An exact copy of every entry below is required, and no picture may appear in it.

Data section below:

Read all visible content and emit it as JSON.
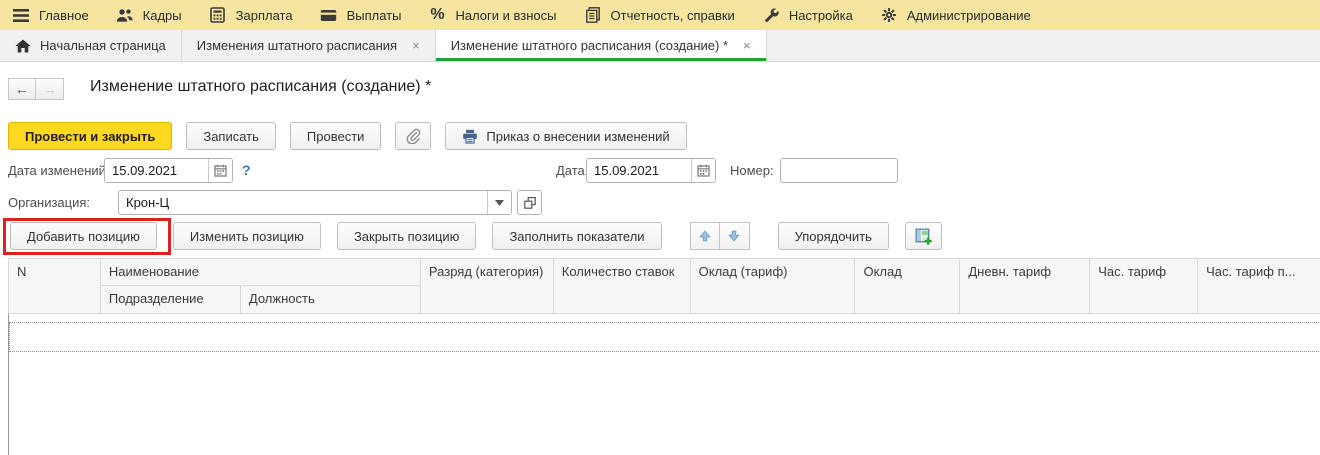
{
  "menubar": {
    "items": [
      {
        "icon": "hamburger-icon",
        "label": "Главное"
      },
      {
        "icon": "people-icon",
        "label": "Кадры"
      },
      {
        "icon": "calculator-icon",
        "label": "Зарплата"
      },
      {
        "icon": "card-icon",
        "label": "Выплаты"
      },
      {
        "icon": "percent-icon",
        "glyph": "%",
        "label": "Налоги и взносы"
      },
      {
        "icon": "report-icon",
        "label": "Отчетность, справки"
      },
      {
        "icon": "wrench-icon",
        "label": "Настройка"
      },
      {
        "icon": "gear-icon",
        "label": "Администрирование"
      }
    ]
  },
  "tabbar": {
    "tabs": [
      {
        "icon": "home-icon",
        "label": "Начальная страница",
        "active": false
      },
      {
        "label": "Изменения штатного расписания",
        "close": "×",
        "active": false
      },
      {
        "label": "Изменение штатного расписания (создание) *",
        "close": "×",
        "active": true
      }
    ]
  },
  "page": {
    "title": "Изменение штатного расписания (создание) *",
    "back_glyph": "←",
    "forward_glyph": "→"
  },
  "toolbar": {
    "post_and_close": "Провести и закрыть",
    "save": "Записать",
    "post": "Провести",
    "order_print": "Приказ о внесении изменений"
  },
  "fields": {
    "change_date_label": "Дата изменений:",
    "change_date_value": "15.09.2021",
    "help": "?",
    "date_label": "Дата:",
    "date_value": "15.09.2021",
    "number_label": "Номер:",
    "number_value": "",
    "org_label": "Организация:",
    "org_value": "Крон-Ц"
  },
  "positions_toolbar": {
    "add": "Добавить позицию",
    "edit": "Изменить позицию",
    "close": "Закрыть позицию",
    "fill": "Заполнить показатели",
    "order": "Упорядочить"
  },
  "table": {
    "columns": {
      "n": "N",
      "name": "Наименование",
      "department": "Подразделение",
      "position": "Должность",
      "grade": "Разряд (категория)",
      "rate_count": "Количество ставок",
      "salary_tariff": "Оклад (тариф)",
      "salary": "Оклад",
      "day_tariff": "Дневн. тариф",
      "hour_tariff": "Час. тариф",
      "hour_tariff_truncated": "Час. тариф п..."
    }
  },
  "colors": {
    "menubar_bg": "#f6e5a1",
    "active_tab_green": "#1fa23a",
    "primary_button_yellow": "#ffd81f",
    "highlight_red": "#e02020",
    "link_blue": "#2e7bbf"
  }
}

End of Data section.

**Your response:**
Read all visible content and emit it as JSON.
{
  "menubar": {
    "items": [
      {
        "icon": "hamburger-icon",
        "label": "Главное"
      },
      {
        "icon": "people-icon",
        "label": "Кадры"
      },
      {
        "icon": "calculator-icon",
        "label": "Зарплата"
      },
      {
        "icon": "card-icon",
        "label": "Выплаты"
      },
      {
        "icon": "percent-icon",
        "glyph": "%",
        "label": "Налоги и взносы"
      },
      {
        "icon": "report-icon",
        "label": "Отчетность, справки"
      },
      {
        "icon": "wrench-icon",
        "label": "Настройка"
      },
      {
        "icon": "gear-icon",
        "label": "Администрирование"
      }
    ]
  },
  "tabbar": {
    "tabs": [
      {
        "icon": "home-icon",
        "label": "Начальная страница",
        "active": false
      },
      {
        "label": "Изменения штатного расписания",
        "close": "×",
        "active": false
      },
      {
        "label": "Изменение штатного расписания (создание) *",
        "close": "×",
        "active": true
      }
    ]
  },
  "page": {
    "title": "Изменение штатного расписания (создание) *",
    "back_glyph": "←",
    "forward_glyph": "→"
  },
  "toolbar": {
    "post_and_close": "Провести и закрыть",
    "save": "Записать",
    "post": "Провести",
    "order_print": "Приказ о внесении изменений"
  },
  "fields": {
    "change_date_label": "Дата изменений:",
    "change_date_value": "15.09.2021",
    "help": "?",
    "date_label": "Дата:",
    "date_value": "15.09.2021",
    "number_label": "Номер:",
    "number_value": "",
    "org_label": "Организация:",
    "org_value": "Крон-Ц"
  },
  "positions_toolbar": {
    "add": "Добавить позицию",
    "edit": "Изменить позицию",
    "close": "Закрыть позицию",
    "fill": "Заполнить показатели",
    "order": "Упорядочить"
  },
  "table": {
    "columns": {
      "n": "N",
      "name": "Наименование",
      "department": "Подразделение",
      "position": "Должность",
      "grade": "Разряд (категория)",
      "rate_count": "Количество ставок",
      "salary_tariff": "Оклад (тариф)",
      "salary": "Оклад",
      "day_tariff": "Дневн. тариф",
      "hour_tariff": "Час. тариф",
      "hour_tariff_truncated": "Час. тариф п..."
    }
  },
  "colors": {
    "menubar_bg": "#f6e5a1",
    "active_tab_green": "#1fa23a",
    "primary_button_yellow": "#ffd81f",
    "highlight_red": "#e02020",
    "link_blue": "#2e7bbf"
  }
}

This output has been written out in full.